University of Montana on Friday after it found numerous violations within the
The Division I Committee on Infractions said Montana failed to monitor the
program during the two-year tenure of former head coach Robin Pflugrad, who
was fired by the university in March 2012.
The committee said UM boosters improperly provided legal representation and
bail bond payments to two players, reportedly All-America cornerback Trumaine
Johnson and backup quarterback Gerald Kemp, after they were arrested while
police tried to break up a party in October 2011. The benefits made the pair
ineligible while they competed in the remainder of the team's Big Sky
Conference co-championship season.
The boosters also provided players with such benefits as meals, a small
loan, clothing, lodging, transportation and laundry services. In addition, the
football team exceeded coaching limits when a student assistant performed
activities allowed only for coaches.
In delivering penalties, the NCAA said many were self-imposed by UM. They
include a three-year probationary period which began Friday, a three-year
reduction of football scholarship from 63 to 59 beginning with the 2014-15
school year, the vacating of five wins in 2011 (three regular season, two
playoffs) in which Johnson and Kemp competed in after receiving the booster
assistance, and a reduction in the number of undergraduate student assistant
positions by two in each of the next two school years.
In addition, UM will donate $3,000 to local charities and undergo an external
review of the university's athletics compliance program.
Pflugrad, still in the Big Sky as an assistant coach at Weber State, will be
suspended for the first game of the Wildcats' season on Aug. 31 and will not
be allowed to recruit off-campus during the upcoming fall season. He also must
attend an NCAA regional rules seminar next year.
The NCAA said Pflugrad failed to inform UM's compliance department or any
other school administrator of the booster activity with Johnson and Kemp,
although some senior athletics department officials were aware of the booster
involvement. Former athletic director Jim O'Day, like Pflugrad, was fired by
UM last year.
The violations ran deep within the UM program.
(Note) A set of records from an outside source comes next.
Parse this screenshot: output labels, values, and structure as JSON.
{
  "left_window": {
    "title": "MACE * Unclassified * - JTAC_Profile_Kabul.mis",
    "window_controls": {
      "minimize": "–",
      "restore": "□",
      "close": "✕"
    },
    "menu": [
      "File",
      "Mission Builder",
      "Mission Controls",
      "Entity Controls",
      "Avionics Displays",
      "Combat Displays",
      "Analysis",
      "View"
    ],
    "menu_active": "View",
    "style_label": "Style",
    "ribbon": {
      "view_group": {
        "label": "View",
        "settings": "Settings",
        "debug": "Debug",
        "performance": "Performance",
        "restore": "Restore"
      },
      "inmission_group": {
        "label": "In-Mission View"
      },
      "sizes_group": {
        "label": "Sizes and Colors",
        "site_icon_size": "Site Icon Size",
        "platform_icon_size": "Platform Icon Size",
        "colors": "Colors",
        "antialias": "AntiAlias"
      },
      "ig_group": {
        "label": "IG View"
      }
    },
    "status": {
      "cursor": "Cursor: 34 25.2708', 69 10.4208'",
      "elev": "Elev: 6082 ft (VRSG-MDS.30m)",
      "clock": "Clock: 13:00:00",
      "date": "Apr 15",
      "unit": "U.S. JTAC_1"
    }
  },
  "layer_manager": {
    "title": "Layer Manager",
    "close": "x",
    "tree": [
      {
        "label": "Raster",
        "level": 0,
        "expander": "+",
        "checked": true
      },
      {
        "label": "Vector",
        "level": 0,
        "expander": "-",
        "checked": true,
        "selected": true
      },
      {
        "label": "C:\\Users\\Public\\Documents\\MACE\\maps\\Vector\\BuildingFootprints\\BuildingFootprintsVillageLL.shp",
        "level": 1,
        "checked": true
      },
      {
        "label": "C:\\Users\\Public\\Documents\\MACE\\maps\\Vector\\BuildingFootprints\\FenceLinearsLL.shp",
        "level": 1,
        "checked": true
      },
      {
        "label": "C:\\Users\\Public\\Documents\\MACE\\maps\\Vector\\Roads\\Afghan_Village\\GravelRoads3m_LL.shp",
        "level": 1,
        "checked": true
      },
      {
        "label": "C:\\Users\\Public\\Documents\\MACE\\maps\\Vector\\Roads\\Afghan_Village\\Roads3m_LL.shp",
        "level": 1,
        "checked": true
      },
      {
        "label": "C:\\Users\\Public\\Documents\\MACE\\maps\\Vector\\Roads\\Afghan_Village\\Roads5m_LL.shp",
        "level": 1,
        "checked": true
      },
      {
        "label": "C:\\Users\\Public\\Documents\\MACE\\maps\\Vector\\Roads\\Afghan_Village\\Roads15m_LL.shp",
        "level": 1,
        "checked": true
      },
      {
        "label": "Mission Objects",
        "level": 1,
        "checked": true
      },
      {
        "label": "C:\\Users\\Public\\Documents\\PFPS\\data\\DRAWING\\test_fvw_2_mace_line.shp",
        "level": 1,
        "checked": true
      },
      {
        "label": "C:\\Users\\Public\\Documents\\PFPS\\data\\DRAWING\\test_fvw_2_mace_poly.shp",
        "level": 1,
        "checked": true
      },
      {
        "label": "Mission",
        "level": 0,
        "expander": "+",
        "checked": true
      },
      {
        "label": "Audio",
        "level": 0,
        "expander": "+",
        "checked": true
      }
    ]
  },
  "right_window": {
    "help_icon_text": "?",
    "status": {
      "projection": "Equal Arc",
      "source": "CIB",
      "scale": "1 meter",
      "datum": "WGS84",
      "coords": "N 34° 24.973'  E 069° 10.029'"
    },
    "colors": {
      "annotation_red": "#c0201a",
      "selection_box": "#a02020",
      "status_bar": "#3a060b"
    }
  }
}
The NCAA said three married
couples, who were university boosters, provided meals for at least eight
student-athletes on more than 100 occasions from 2004 through 2012.
Also, one of the couples provided a student-athlete with free storage space
for two months, transportation, apparel and a small cash loan.
An assistant director of athletics also committed a secondary violation by
providing a student-athlete with meals, snacks, lodging and laundry services..
The NCAA said the Montana case was resolved through the governing body's
summary disposition process, a cooperative effort in which the involved
parties collectively submit the case to the Committee on Infractions in
The university said it would release statements from president Royce Engstrom
and athletic director Kent Haslam later Friday.
Montana, a perennial power within the Big Sky and nationally in the FCS, is
coming off its first losing season (5-6) in 27 years. The Grizzlies, under
second-year coach Mick Delaney, will begin their season on Aug. 31 at home
against Appalachian State.
The Sports Network